**** Source material
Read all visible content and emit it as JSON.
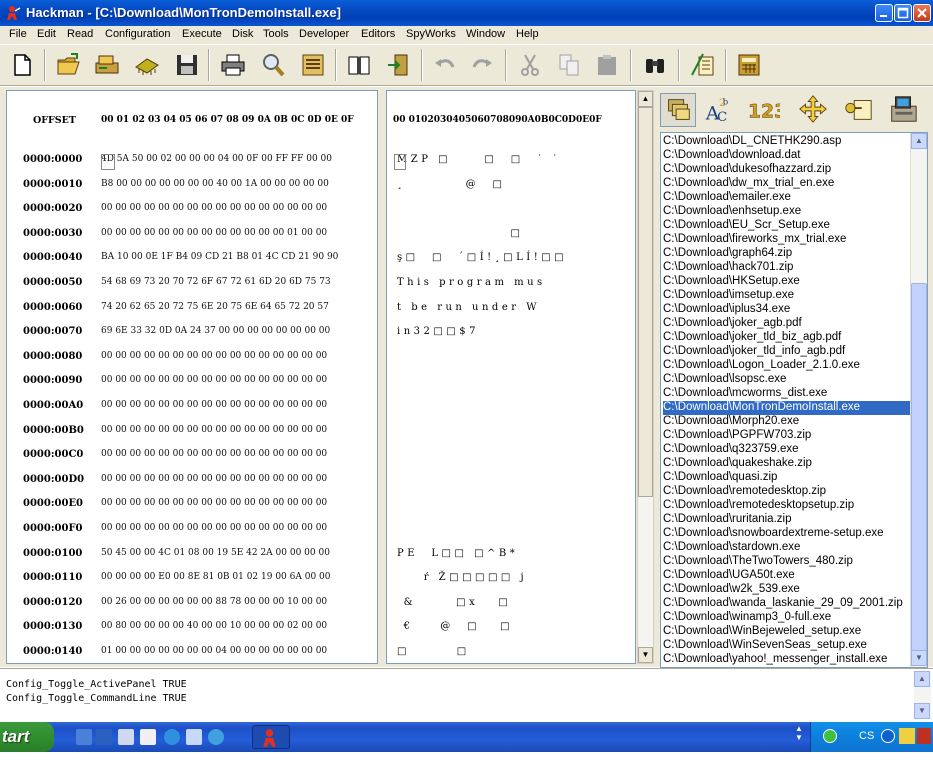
{
  "window": {
    "title": "Hackman - [C:\\Download\\MonTronDemoInstall.exe]"
  },
  "menu": [
    "File",
    "Edit",
    "Read",
    "Configuration",
    "Execute",
    "Disk",
    "Tools",
    "Developer",
    "Editors",
    "SpyWorks",
    "Window",
    "Help"
  ],
  "toolbar": {
    "icons": [
      "new-file-icon",
      "open-folder-icon",
      "open-drive-icon",
      "memory-chip-icon",
      "save-disk-icon",
      "print-icon",
      "find-icon",
      "calculator-bars-icon",
      "book-icon",
      "exit-door-icon",
      "undo-icon",
      "redo-icon",
      "cut-icon",
      "copy-icon",
      "paste-icon",
      "binoculars-icon",
      "ruler-icon",
      "calculator-icon"
    ]
  },
  "hex": {
    "offset_header": "OFFSET",
    "byte_header": "00 01 02 03 04 05 06 07 08 09 0A 0B 0C 0D 0E 0F",
    "ascii_header": "00 0102030405060708090A0B0C0D0E0F",
    "rows": [
      {
        "offset": "0000:0000",
        "bytes": "4D 5A 50 00 02 00 00 00 04 00 0F 00 FF FF 00 00",
        "ascii": "MZP □     □  □  ˙ ˙"
      },
      {
        "offset": "0000:0010",
        "bytes": "B8 00 00 00 00 00 00 00 40 00 1A 00 00 00 00 00",
        "ascii": "¸         @  □"
      },
      {
        "offset": "0000:0020",
        "bytes": "00 00 00 00 00 00 00 00 00 00 00 00 00 00 00 00",
        "ascii": ""
      },
      {
        "offset": "0000:0030",
        "bytes": "00 00 00 00 00 00 00 00 00 00 00 00 00 01 00 00",
        "ascii": "                 □"
      },
      {
        "offset": "0000:0040",
        "bytes": "BA 10 00 0E 1F B4 09 CD 21 B8 01 4C CD 21 90 90",
        "ascii": "ş□  □  ´□Í!¸□LÍ!□□"
      },
      {
        "offset": "0000:0050",
        "bytes": "54 68 69 73 20 70 72 6F 67 72 61 6D 20 6D 75 73",
        "ascii": "This program mus"
      },
      {
        "offset": "0000:0060",
        "bytes": "74 20 62 65 20 72 75 6E 20 75 6E 64 65 72 20 57",
        "ascii": "t be run under W"
      },
      {
        "offset": "0000:0070",
        "bytes": "69 6E 33 32 0D 0A 24 37 00 00 00 00 00 00 00 00",
        "ascii": "in32□□$7"
      },
      {
        "offset": "0000:0080",
        "bytes": "00 00 00 00 00 00 00 00 00 00 00 00 00 00 00 00",
        "ascii": ""
      },
      {
        "offset": "0000:0090",
        "bytes": "00 00 00 00 00 00 00 00 00 00 00 00 00 00 00 00",
        "ascii": ""
      },
      {
        "offset": "0000:00A0",
        "bytes": "00 00 00 00 00 00 00 00 00 00 00 00 00 00 00 00",
        "ascii": ""
      },
      {
        "offset": "0000:00B0",
        "bytes": "00 00 00 00 00 00 00 00 00 00 00 00 00 00 00 00",
        "ascii": ""
      },
      {
        "offset": "0000:00C0",
        "bytes": "00 00 00 00 00 00 00 00 00 00 00 00 00 00 00 00",
        "ascii": ""
      },
      {
        "offset": "0000:00D0",
        "bytes": "00 00 00 00 00 00 00 00 00 00 00 00 00 00 00 00",
        "ascii": ""
      },
      {
        "offset": "0000:00E0",
        "bytes": "00 00 00 00 00 00 00 00 00 00 00 00 00 00 00 00",
        "ascii": ""
      },
      {
        "offset": "0000:00F0",
        "bytes": "00 00 00 00 00 00 00 00 00 00 00 00 00 00 00 00",
        "ascii": ""
      },
      {
        "offset": "0000:0100",
        "bytes": "50 45 00 00 4C 01 08 00 19 5E 42 2A 00 00 00 00",
        "ascii": "PE  L□□ □^B*"
      },
      {
        "offset": "0000:0110",
        "bytes": "00 00 00 00 E0 00 8E 81 0B 01 02 19 00 6A 00 00",
        "ascii": "    ŕ Ž□□□□□ j"
      },
      {
        "offset": "0000:0120",
        "bytes": "00 26 00 00 00 00 00 00 88 78 00 00 00 10 00 00",
        "ascii": " &      □x   □"
      },
      {
        "offset": "0000:0130",
        "bytes": "00 80 00 00 00 00 40 00 00 10 00 00 00 02 00 00",
        "ascii": " €    @  □   □"
      },
      {
        "offset": "0000:0140",
        "bytes": "01 00 00 00 00 00 00 00 04 00 00 00 00 00 00 00",
        "ascii": "□       □"
      }
    ]
  },
  "files": [
    "C:\\Download\\DL_CNETHK290.asp",
    "C:\\Download\\download.dat",
    "C:\\Download\\dukesofhazzard.zip",
    "C:\\Download\\dw_mx_trial_en.exe",
    "C:\\Download\\emailer.exe",
    "C:\\Download\\enhsetup.exe",
    "C:\\Download\\EU_Scr_Setup.exe",
    "C:\\Download\\fireworks_mx_trial.exe",
    "C:\\Download\\graph64.zip",
    "C:\\Download\\hack701.zip",
    "C:\\Download\\HKSetup.exe",
    "C:\\Download\\imsetup.exe",
    "C:\\Download\\iplus34.exe",
    "C:\\Download\\joker_agb.pdf",
    "C:\\Download\\joker_tld_biz_agb.pdf",
    "C:\\Download\\joker_tld_info_agb.pdf",
    "C:\\Download\\Logon_Loader_2.1.0.exe",
    "C:\\Download\\lsopsc.exe",
    "C:\\Download\\mcworms_dist.exe",
    "C:\\Download\\MonTronDemoInstall.exe",
    "C:\\Download\\Morph20.exe",
    "C:\\Download\\PGPFW703.zip",
    "C:\\Download\\q323759.exe",
    "C:\\Download\\quakeshake.zip",
    "C:\\Download\\quasi.zip",
    "C:\\Download\\remotedesktop.zip",
    "C:\\Download\\remotedesktopsetup.zip",
    "C:\\Download\\ruritania.zip",
    "C:\\Download\\snowboardextreme-setup.exe",
    "C:\\Download\\stardown.exe",
    "C:\\Download\\TheTwoTowers_480.zip",
    "C:\\Download\\UGA50t.exe",
    "C:\\Download\\w2k_539.exe",
    "C:\\Download\\wanda_laskanie_29_09_2001.zip",
    "C:\\Download\\winamp3_0-full.exe",
    "C:\\Download\\WinBejeweled_setup.exe",
    "C:\\Download\\WinSevenSeas_setup.exe",
    "C:\\Download\\yahoo!_messenger_install.exe"
  ],
  "selected_file_index": 19,
  "right_icons": [
    "layers-icon",
    "abc-text-icon",
    "numbers-123-icon",
    "move-arrows-icon",
    "key-note-icon",
    "computer-icon"
  ],
  "command_output": [
    "Config_Toggle_ActivePanel TRUE",
    "Config_Toggle_CommandLine TRUE"
  ],
  "taskbar": {
    "start_label": "tart",
    "lang": "CS"
  },
  "colors": {
    "selection": "#316ac5",
    "titlebar": "#0548c0",
    "chrome": "#ece9d8"
  }
}
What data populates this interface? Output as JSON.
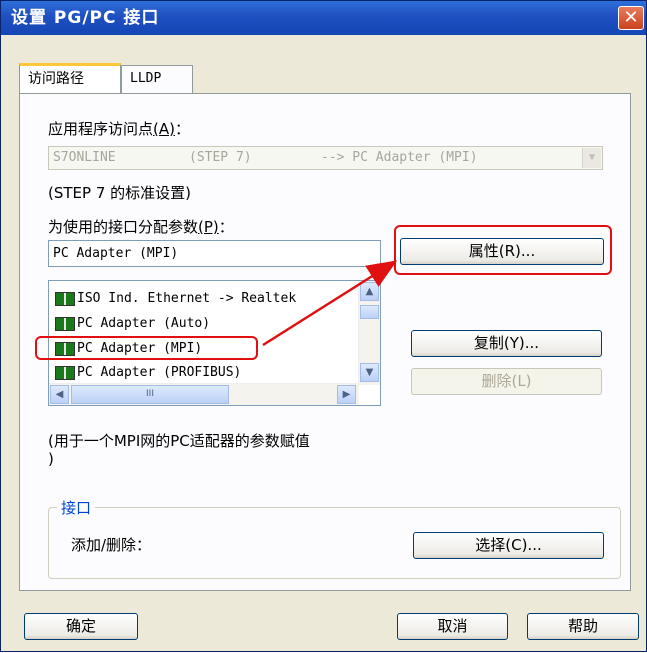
{
  "window": {
    "title": "设置 PG/PC 接口",
    "close_glyph": "✕"
  },
  "tabs": [
    {
      "label": "访问路径"
    },
    {
      "label": "LLDP"
    }
  ],
  "access_point": {
    "label": "应用程序访问点",
    "mnemonic": "(A)",
    "colon": "：",
    "value_name": "S7ONLINE",
    "value_step": "(STEP 7)",
    "value_target": "--> PC Adapter (MPI)",
    "note": "(STEP 7 的标准设置)"
  },
  "interface_params": {
    "label": "为使用的接口分配参数",
    "mnemonic": "(P)",
    "colon": "：",
    "current_value": "PC Adapter (MPI)"
  },
  "interface_list": {
    "items": [
      {
        "label": "ISO Ind. Ethernet -> Realtek"
      },
      {
        "label": "PC Adapter (Auto)"
      },
      {
        "label": "PC Adapter (MPI)"
      },
      {
        "label": "PC Adapter (PROFIBUS)"
      }
    ],
    "scroll_grip": "III"
  },
  "buttons": {
    "properties": "属性(R)...",
    "copy": "复制(Y)...",
    "delete": "删除(L)",
    "select": "选择(C)...",
    "ok": "确定",
    "cancel": "取消",
    "help": "帮助"
  },
  "description": "(用于一个MPI网的PC适配器的参数赋值\n)",
  "interface_group": {
    "title": "接口",
    "add_remove_label": "添加/删除："
  },
  "colors": {
    "annotation": "#e01010",
    "title_bar": "#1f4fc0"
  }
}
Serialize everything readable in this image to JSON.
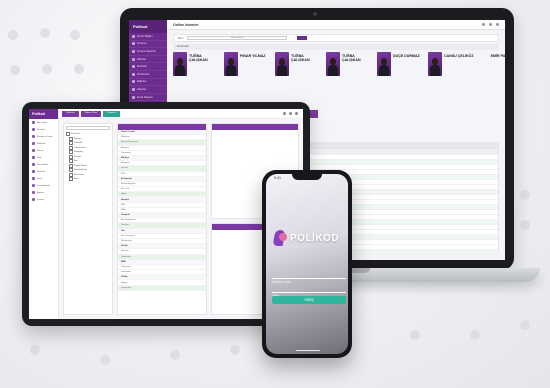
{
  "laptop": {
    "logo": "Polikod",
    "title": "Online Islemler",
    "filter_label": "Birim",
    "filter_value": "Birim Seçiniz",
    "section_label": "Personeller",
    "sidebar": [
      "Kurum Bilgileri",
      "Personel",
      "Personel İşlemleri",
      "Nöbetler",
      "Bordrolar",
      "Performans",
      "Eğitimler",
      "Raporlar",
      "Evrak Talepleri",
      "Görev Kayıtları",
      "Ayarlar",
      "Dokümanlar",
      "Duyurular",
      "Bildirimler"
    ],
    "cards": [
      {
        "name": "TUĞBA ÇALIŞKAN",
        "photo": true
      },
      {
        "name": "PINAR YILMAZ",
        "photo": true
      },
      {
        "name": "TUĞBA ÇALIŞKAN",
        "photo": true
      },
      {
        "name": "TUĞBA ÇALIŞKAN",
        "photo": true
      },
      {
        "name": "DUÇE DURMAZ",
        "photo": true
      },
      {
        "name": "CANSU ÇELİKÖZ",
        "photo": true
      },
      {
        "name": "EMİR PARLAK",
        "photo": false
      }
    ],
    "purple_row": [
      "MERVE KARAN",
      "NAZLI ARSLAN",
      "ÇELİKKAYA"
    ]
  },
  "tablet": {
    "logo": "Polikod",
    "tabs": [
      "Poliklinik",
      "Ödeme Planı",
      "Raporlar"
    ],
    "sidebar": [
      "Ana Sayfa",
      "Hastalar",
      "Randevu Listesi",
      "Poliklinik",
      "Fatura",
      "Stok",
      "Personeller",
      "Raporlar",
      "Kasa",
      "Tanımlamalar",
      "Ayarlar",
      "Destek"
    ],
    "tree": [
      "Kurumlar",
      "Birimler",
      "Polikinlik",
      "Laboratuvar",
      "Radyoloji",
      "Eczane",
      "Acil",
      "Yoğun Bakım",
      "Ameliyathane",
      "Muhasebe",
      "Arşiv"
    ],
    "list": [
      {
        "label": "Genel Cerrahi",
        "type": "grp"
      },
      {
        "label": "Muayene",
        "type": "item"
      },
      {
        "label": "Kontrol Muayenesi",
        "type": "green"
      },
      {
        "label": "Ameliyat",
        "type": "item"
      },
      {
        "label": "Pansuman",
        "type": "item"
      },
      {
        "label": "Dahiliye",
        "type": "grp"
      },
      {
        "label": "Muayene",
        "type": "item"
      },
      {
        "label": "Kontrol",
        "type": "green"
      },
      {
        "label": "EKG",
        "type": "item"
      },
      {
        "label": "Kardiyoloji",
        "type": "grp"
      },
      {
        "label": "Ekokardiyografi",
        "type": "item"
      },
      {
        "label": "Efor Testi",
        "type": "item"
      },
      {
        "label": "Holter",
        "type": "green"
      },
      {
        "label": "Nöroloji",
        "type": "grp"
      },
      {
        "label": "EEG",
        "type": "item"
      },
      {
        "label": "EMG",
        "type": "item"
      },
      {
        "label": "Ortopedi",
        "type": "grp"
      },
      {
        "label": "Alçı Uygulaması",
        "type": "item"
      },
      {
        "label": "Röntgen",
        "type": "green"
      },
      {
        "label": "Göz",
        "type": "grp"
      },
      {
        "label": "Göz Tansiyonu",
        "type": "item"
      },
      {
        "label": "Refraksiyon",
        "type": "item"
      },
      {
        "label": "Üroloji",
        "type": "grp"
      },
      {
        "label": "Ultrason",
        "type": "item"
      },
      {
        "label": "Sistoskopi",
        "type": "green"
      },
      {
        "label": "KBB",
        "type": "grp"
      },
      {
        "label": "Odyometri",
        "type": "item"
      },
      {
        "label": "Endoskopi",
        "type": "item"
      },
      {
        "label": "Cildiye",
        "type": "grp"
      },
      {
        "label": "Biyopsi",
        "type": "item"
      },
      {
        "label": "Kriyoterapi",
        "type": "green"
      }
    ]
  },
  "phone": {
    "time": "9:41",
    "brand": "POLİKOD",
    "username_placeholder": "Kullanıcı Adı",
    "password_placeholder": "Şifre",
    "login_label": "GİRİŞ"
  },
  "colors": {
    "purple": "#6d2c8f",
    "teal": "#2fb59c"
  }
}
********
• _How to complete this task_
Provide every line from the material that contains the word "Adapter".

• _Answer section_
    "value_target": "--> PC Adapter (MPI)",
    "current_value": "PC Adapter (MPI)"
        "label": "PC Adapter (Auto)"
        "label": "PC Adapter (MPI)"
        "label": "PC Adapter (PROFIBUS)"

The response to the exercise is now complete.